But there are some customers at the Legion who have chosen not to stay home or go across the river.

"To come in here and see three or four people having lunch is sad," says Cheryl Peterson. Peterson is a member of the Legion's Auxiliary and a regular lunchtime customer. Peterson is also a smoker. She doesn't like to go outside in the cold to have a cigarette. But she still comes to the club.

Her friend Brad Draisey is also a member. Draisey says he likes the fact that the Legion helps so many others.

"We put a lot of money into the community we help the police department," says Draisey. "We donated land over here for the veterans park. We do a lot of good things. The more money we make, the more money goes into the community."

Draisey and Peterson aren't blaming their losses on members who choose to take their money elsewhere. Instead, they say the problem is a law that oversteps its bounds.

Bartender Mary Voss who says she grew up in a military family, says the smoking ban is particularly offensive to veterans.

"Right after the smoking ban took effect, I had a young man come in in his cammies and his dad came in and they each ordered a beer," says Voss. "He went to light up a cigarette and I told him he couldn't smoke. Do you know that poor man just came in from Baghdad that day? Does anybody know what it's like to have to tell someone who's fighting for us that they can't even smoke in their own club? That just made me sick."

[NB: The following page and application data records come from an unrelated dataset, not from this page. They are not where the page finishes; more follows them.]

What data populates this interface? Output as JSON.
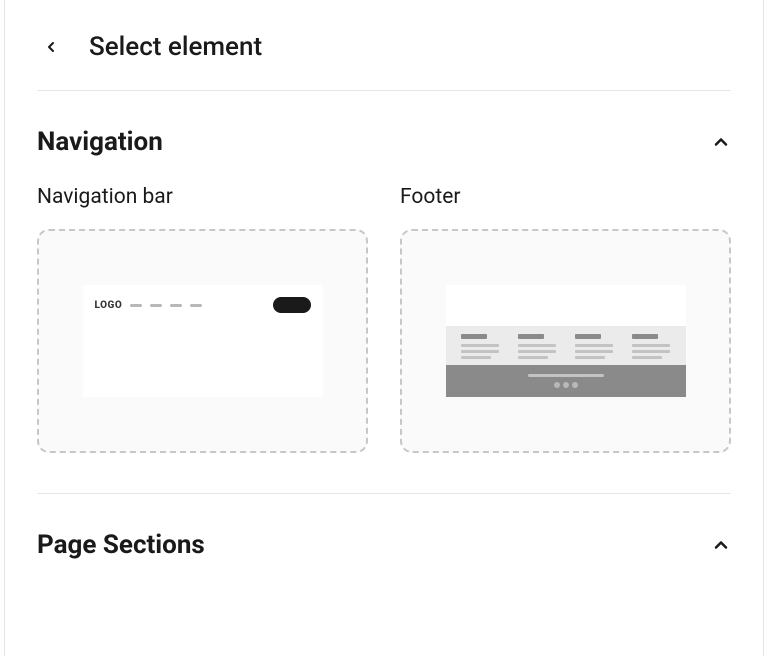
{
  "header": {
    "title": "Select element"
  },
  "sections": {
    "navigation": {
      "title": "Navigation",
      "expanded": true,
      "items": {
        "navbar": {
          "label": "Navigation bar",
          "logo_text": "LOGO"
        },
        "footer": {
          "label": "Footer"
        }
      }
    },
    "page_sections": {
      "title": "Page Sections",
      "expanded": true
    }
  }
}
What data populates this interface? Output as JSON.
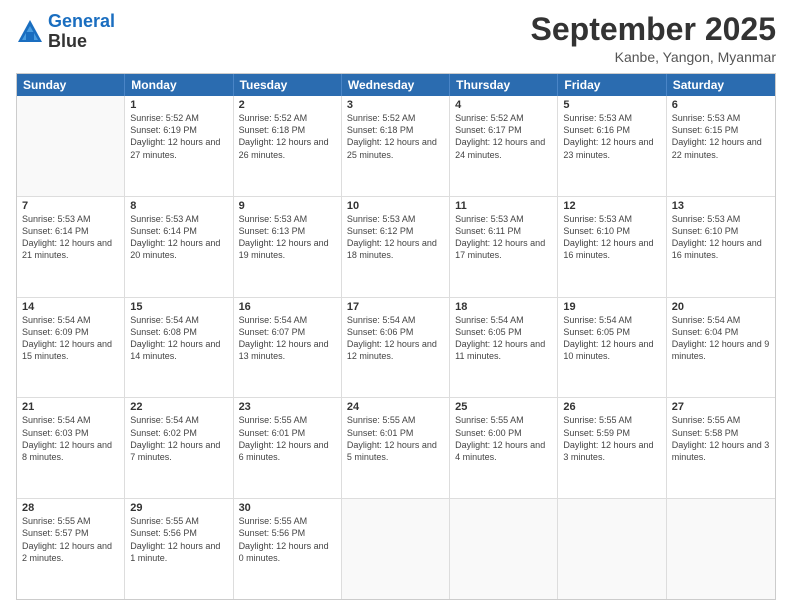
{
  "logo": {
    "line1": "General",
    "line2": "Blue"
  },
  "title": "September 2025",
  "location": "Kanbe, Yangon, Myanmar",
  "weekdays": [
    "Sunday",
    "Monday",
    "Tuesday",
    "Wednesday",
    "Thursday",
    "Friday",
    "Saturday"
  ],
  "rows": [
    [
      {
        "day": "",
        "sunrise": "",
        "sunset": "",
        "daylight": ""
      },
      {
        "day": "1",
        "sunrise": "Sunrise: 5:52 AM",
        "sunset": "Sunset: 6:19 PM",
        "daylight": "Daylight: 12 hours and 27 minutes."
      },
      {
        "day": "2",
        "sunrise": "Sunrise: 5:52 AM",
        "sunset": "Sunset: 6:18 PM",
        "daylight": "Daylight: 12 hours and 26 minutes."
      },
      {
        "day": "3",
        "sunrise": "Sunrise: 5:52 AM",
        "sunset": "Sunset: 6:18 PM",
        "daylight": "Daylight: 12 hours and 25 minutes."
      },
      {
        "day": "4",
        "sunrise": "Sunrise: 5:52 AM",
        "sunset": "Sunset: 6:17 PM",
        "daylight": "Daylight: 12 hours and 24 minutes."
      },
      {
        "day": "5",
        "sunrise": "Sunrise: 5:53 AM",
        "sunset": "Sunset: 6:16 PM",
        "daylight": "Daylight: 12 hours and 23 minutes."
      },
      {
        "day": "6",
        "sunrise": "Sunrise: 5:53 AM",
        "sunset": "Sunset: 6:15 PM",
        "daylight": "Daylight: 12 hours and 22 minutes."
      }
    ],
    [
      {
        "day": "7",
        "sunrise": "Sunrise: 5:53 AM",
        "sunset": "Sunset: 6:14 PM",
        "daylight": "Daylight: 12 hours and 21 minutes."
      },
      {
        "day": "8",
        "sunrise": "Sunrise: 5:53 AM",
        "sunset": "Sunset: 6:14 PM",
        "daylight": "Daylight: 12 hours and 20 minutes."
      },
      {
        "day": "9",
        "sunrise": "Sunrise: 5:53 AM",
        "sunset": "Sunset: 6:13 PM",
        "daylight": "Daylight: 12 hours and 19 minutes."
      },
      {
        "day": "10",
        "sunrise": "Sunrise: 5:53 AM",
        "sunset": "Sunset: 6:12 PM",
        "daylight": "Daylight: 12 hours and 18 minutes."
      },
      {
        "day": "11",
        "sunrise": "Sunrise: 5:53 AM",
        "sunset": "Sunset: 6:11 PM",
        "daylight": "Daylight: 12 hours and 17 minutes."
      },
      {
        "day": "12",
        "sunrise": "Sunrise: 5:53 AM",
        "sunset": "Sunset: 6:10 PM",
        "daylight": "Daylight: 12 hours and 16 minutes."
      },
      {
        "day": "13",
        "sunrise": "Sunrise: 5:53 AM",
        "sunset": "Sunset: 6:10 PM",
        "daylight": "Daylight: 12 hours and 16 minutes."
      }
    ],
    [
      {
        "day": "14",
        "sunrise": "Sunrise: 5:54 AM",
        "sunset": "Sunset: 6:09 PM",
        "daylight": "Daylight: 12 hours and 15 minutes."
      },
      {
        "day": "15",
        "sunrise": "Sunrise: 5:54 AM",
        "sunset": "Sunset: 6:08 PM",
        "daylight": "Daylight: 12 hours and 14 minutes."
      },
      {
        "day": "16",
        "sunrise": "Sunrise: 5:54 AM",
        "sunset": "Sunset: 6:07 PM",
        "daylight": "Daylight: 12 hours and 13 minutes."
      },
      {
        "day": "17",
        "sunrise": "Sunrise: 5:54 AM",
        "sunset": "Sunset: 6:06 PM",
        "daylight": "Daylight: 12 hours and 12 minutes."
      },
      {
        "day": "18",
        "sunrise": "Sunrise: 5:54 AM",
        "sunset": "Sunset: 6:05 PM",
        "daylight": "Daylight: 12 hours and 11 minutes."
      },
      {
        "day": "19",
        "sunrise": "Sunrise: 5:54 AM",
        "sunset": "Sunset: 6:05 PM",
        "daylight": "Daylight: 12 hours and 10 minutes."
      },
      {
        "day": "20",
        "sunrise": "Sunrise: 5:54 AM",
        "sunset": "Sunset: 6:04 PM",
        "daylight": "Daylight: 12 hours and 9 minutes."
      }
    ],
    [
      {
        "day": "21",
        "sunrise": "Sunrise: 5:54 AM",
        "sunset": "Sunset: 6:03 PM",
        "daylight": "Daylight: 12 hours and 8 minutes."
      },
      {
        "day": "22",
        "sunrise": "Sunrise: 5:54 AM",
        "sunset": "Sunset: 6:02 PM",
        "daylight": "Daylight: 12 hours and 7 minutes."
      },
      {
        "day": "23",
        "sunrise": "Sunrise: 5:55 AM",
        "sunset": "Sunset: 6:01 PM",
        "daylight": "Daylight: 12 hours and 6 minutes."
      },
      {
        "day": "24",
        "sunrise": "Sunrise: 5:55 AM",
        "sunset": "Sunset: 6:01 PM",
        "daylight": "Daylight: 12 hours and 5 minutes."
      },
      {
        "day": "25",
        "sunrise": "Sunrise: 5:55 AM",
        "sunset": "Sunset: 6:00 PM",
        "daylight": "Daylight: 12 hours and 4 minutes."
      },
      {
        "day": "26",
        "sunrise": "Sunrise: 5:55 AM",
        "sunset": "Sunset: 5:59 PM",
        "daylight": "Daylight: 12 hours and 3 minutes."
      },
      {
        "day": "27",
        "sunrise": "Sunrise: 5:55 AM",
        "sunset": "Sunset: 5:58 PM",
        "daylight": "Daylight: 12 hours and 3 minutes."
      }
    ],
    [
      {
        "day": "28",
        "sunrise": "Sunrise: 5:55 AM",
        "sunset": "Sunset: 5:57 PM",
        "daylight": "Daylight: 12 hours and 2 minutes."
      },
      {
        "day": "29",
        "sunrise": "Sunrise: 5:55 AM",
        "sunset": "Sunset: 5:56 PM",
        "daylight": "Daylight: 12 hours and 1 minute."
      },
      {
        "day": "30",
        "sunrise": "Sunrise: 5:55 AM",
        "sunset": "Sunset: 5:56 PM",
        "daylight": "Daylight: 12 hours and 0 minutes."
      },
      {
        "day": "",
        "sunrise": "",
        "sunset": "",
        "daylight": ""
      },
      {
        "day": "",
        "sunrise": "",
        "sunset": "",
        "daylight": ""
      },
      {
        "day": "",
        "sunrise": "",
        "sunset": "",
        "daylight": ""
      },
      {
        "day": "",
        "sunrise": "",
        "sunset": "",
        "daylight": ""
      }
    ]
  ]
}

Voss says she hopes the county commissioners will change it's ordinance to allow smoking in private clubs like hers. She says they'll pursue an exemption. However Legions in Minneapolis, Bloomington and Golden Valley would still be smoke free because those cities have their own, stricter bans.

So far, it's been hard to judge how much of an impact the eight month old county smoking ban has had on bars and restaurants. Small bars are more likely than larger establishments to have seen decreased sales.

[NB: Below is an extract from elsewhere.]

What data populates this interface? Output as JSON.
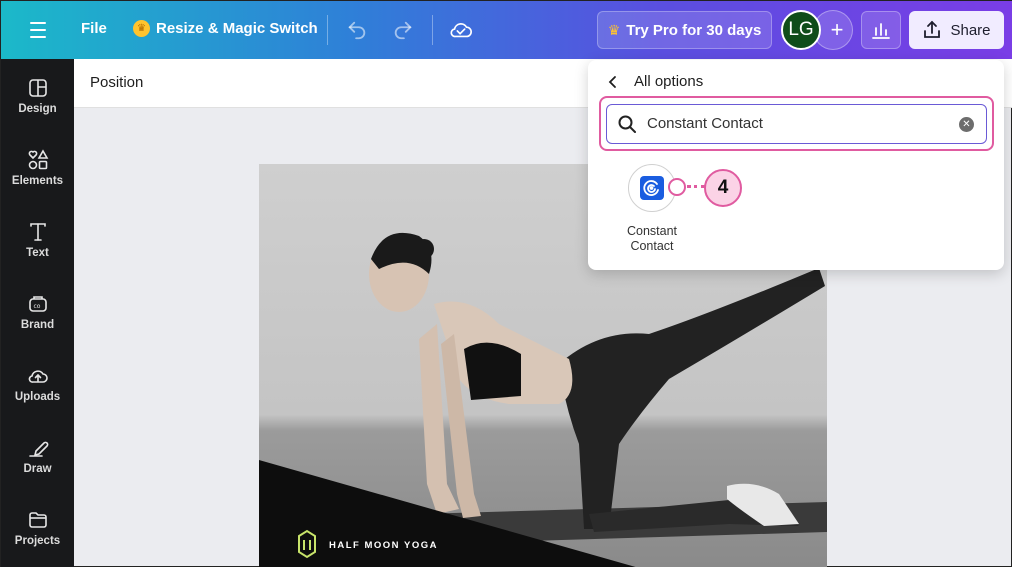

Some critics of the ban say thousands of jobs and millions of dollars have been lost. However, state economic and employment data don't support those claims.